TASK DESCRIPTION. From the entries that follow, report every line in which "size" occurs.

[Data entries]
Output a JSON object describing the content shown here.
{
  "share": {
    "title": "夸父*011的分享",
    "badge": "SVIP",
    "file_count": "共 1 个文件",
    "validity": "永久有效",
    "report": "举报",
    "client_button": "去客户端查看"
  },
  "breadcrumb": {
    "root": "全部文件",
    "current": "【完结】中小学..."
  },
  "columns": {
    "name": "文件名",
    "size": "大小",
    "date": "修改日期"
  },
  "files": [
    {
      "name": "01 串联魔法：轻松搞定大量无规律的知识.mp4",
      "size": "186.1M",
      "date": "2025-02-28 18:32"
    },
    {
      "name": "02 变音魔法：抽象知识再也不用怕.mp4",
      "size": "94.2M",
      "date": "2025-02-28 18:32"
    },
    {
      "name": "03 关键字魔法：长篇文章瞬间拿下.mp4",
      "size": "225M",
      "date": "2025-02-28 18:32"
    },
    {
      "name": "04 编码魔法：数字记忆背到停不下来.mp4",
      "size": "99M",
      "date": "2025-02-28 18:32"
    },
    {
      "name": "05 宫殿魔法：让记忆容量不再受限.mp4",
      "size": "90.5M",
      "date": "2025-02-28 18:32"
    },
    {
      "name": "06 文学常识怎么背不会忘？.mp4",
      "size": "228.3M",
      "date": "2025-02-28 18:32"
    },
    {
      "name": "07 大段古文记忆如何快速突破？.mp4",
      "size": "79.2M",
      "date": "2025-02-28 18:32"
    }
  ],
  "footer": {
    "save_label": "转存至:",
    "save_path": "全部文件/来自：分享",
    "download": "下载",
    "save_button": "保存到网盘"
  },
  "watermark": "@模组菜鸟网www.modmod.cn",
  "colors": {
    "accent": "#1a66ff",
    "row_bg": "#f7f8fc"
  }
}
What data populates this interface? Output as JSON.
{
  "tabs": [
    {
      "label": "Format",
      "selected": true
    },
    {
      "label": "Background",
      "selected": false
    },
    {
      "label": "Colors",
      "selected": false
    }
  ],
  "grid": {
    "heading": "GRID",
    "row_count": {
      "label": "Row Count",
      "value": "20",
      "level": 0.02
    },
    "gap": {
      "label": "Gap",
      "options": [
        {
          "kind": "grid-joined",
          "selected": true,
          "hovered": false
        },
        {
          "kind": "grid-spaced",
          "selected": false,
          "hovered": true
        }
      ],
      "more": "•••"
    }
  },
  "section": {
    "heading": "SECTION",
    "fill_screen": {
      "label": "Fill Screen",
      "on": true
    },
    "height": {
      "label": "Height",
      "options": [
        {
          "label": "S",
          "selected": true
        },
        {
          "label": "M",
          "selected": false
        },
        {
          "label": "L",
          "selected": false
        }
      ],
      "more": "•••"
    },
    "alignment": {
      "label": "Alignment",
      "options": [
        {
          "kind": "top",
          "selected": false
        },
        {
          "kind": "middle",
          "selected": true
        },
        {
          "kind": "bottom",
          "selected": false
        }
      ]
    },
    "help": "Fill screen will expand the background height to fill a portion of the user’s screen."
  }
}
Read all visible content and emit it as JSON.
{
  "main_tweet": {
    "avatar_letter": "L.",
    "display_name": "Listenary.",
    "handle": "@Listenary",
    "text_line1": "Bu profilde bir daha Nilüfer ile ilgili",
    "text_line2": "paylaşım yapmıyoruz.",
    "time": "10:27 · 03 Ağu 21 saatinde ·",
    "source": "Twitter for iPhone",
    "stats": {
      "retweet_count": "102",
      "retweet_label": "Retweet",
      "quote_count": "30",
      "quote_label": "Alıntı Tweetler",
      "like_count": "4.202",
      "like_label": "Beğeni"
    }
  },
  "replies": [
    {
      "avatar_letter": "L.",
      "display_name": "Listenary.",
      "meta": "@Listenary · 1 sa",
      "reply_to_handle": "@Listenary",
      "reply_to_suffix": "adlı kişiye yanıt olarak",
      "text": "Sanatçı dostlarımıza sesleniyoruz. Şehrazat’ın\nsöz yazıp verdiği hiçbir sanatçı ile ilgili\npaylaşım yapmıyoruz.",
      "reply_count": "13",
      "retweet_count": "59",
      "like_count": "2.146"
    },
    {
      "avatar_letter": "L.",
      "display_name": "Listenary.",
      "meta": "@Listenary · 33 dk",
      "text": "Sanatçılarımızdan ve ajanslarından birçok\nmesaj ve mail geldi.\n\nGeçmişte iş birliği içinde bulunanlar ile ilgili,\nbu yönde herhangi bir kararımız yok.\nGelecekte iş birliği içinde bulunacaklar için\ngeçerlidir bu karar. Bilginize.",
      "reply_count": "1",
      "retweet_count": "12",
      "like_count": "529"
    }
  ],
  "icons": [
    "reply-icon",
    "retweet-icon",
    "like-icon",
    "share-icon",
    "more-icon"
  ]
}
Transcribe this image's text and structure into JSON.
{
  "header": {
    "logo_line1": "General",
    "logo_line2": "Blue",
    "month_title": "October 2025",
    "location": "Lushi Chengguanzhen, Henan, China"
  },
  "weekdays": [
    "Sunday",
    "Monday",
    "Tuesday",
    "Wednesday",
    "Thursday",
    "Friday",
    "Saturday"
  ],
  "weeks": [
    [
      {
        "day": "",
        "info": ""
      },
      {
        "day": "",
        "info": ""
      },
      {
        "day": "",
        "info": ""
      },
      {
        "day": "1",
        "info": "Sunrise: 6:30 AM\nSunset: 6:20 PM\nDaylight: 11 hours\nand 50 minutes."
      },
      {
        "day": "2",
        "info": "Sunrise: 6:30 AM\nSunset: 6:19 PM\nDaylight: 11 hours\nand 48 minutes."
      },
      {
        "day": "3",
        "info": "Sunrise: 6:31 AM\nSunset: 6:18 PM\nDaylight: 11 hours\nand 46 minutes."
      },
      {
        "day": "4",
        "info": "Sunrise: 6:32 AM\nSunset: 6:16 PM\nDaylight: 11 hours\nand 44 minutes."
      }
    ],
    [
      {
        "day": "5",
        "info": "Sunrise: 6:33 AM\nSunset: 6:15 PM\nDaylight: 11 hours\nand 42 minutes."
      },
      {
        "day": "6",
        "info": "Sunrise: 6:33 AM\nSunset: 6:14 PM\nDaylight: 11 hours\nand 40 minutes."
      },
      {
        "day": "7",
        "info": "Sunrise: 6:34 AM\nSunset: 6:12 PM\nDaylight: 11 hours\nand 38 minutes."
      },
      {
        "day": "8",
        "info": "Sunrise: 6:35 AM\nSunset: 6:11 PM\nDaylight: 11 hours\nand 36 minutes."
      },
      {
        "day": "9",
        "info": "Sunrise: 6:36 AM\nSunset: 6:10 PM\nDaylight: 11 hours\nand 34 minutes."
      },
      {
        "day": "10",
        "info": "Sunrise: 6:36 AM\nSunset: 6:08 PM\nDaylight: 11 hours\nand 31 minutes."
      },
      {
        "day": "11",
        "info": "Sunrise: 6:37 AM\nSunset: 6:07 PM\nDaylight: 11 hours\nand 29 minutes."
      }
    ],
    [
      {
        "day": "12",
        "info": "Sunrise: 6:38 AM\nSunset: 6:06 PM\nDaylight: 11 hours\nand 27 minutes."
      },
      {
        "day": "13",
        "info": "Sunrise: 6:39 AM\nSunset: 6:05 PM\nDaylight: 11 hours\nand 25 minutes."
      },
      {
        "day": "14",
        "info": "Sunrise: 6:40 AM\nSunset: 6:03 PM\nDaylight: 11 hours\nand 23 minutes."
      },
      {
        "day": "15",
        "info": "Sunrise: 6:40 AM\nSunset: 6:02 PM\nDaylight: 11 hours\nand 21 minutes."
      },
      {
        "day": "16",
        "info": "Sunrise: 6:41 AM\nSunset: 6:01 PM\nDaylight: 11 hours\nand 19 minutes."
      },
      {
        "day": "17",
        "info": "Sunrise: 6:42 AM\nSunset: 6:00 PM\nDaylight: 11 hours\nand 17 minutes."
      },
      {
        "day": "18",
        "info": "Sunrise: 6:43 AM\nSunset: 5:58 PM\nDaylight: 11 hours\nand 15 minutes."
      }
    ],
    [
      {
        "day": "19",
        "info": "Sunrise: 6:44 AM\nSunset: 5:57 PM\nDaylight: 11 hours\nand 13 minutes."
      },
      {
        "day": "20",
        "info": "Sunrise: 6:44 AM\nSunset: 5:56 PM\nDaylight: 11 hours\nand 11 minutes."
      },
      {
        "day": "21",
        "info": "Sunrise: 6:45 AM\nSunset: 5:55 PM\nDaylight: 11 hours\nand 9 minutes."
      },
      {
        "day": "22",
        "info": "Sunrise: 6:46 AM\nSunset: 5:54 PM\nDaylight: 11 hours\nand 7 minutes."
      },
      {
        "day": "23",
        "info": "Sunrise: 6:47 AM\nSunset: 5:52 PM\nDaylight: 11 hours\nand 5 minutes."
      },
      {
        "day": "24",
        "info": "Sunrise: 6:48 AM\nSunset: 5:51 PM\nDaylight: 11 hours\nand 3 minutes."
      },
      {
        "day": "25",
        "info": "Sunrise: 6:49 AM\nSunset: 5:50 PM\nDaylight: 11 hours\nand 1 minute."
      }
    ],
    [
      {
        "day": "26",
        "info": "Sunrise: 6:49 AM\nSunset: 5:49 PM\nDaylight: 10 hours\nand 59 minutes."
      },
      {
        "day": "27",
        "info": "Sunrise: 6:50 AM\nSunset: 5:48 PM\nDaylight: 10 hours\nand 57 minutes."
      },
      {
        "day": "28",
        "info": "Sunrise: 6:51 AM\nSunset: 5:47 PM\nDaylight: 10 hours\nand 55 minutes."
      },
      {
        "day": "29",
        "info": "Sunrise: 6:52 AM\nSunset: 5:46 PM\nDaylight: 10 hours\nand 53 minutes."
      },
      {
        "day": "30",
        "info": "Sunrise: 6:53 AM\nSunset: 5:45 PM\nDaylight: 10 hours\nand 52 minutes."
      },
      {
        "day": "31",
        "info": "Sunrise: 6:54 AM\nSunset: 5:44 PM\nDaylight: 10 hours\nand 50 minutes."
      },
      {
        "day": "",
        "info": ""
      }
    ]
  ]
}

FINISHED EXERCISE.
    "size": "大小",
      "size": "186.1M",
      "size": "94.2M",
      "size": "225M",
      "size": "99M",
      "size": "90.5M",
      "size": "228.3M",
      "size": "79.2M",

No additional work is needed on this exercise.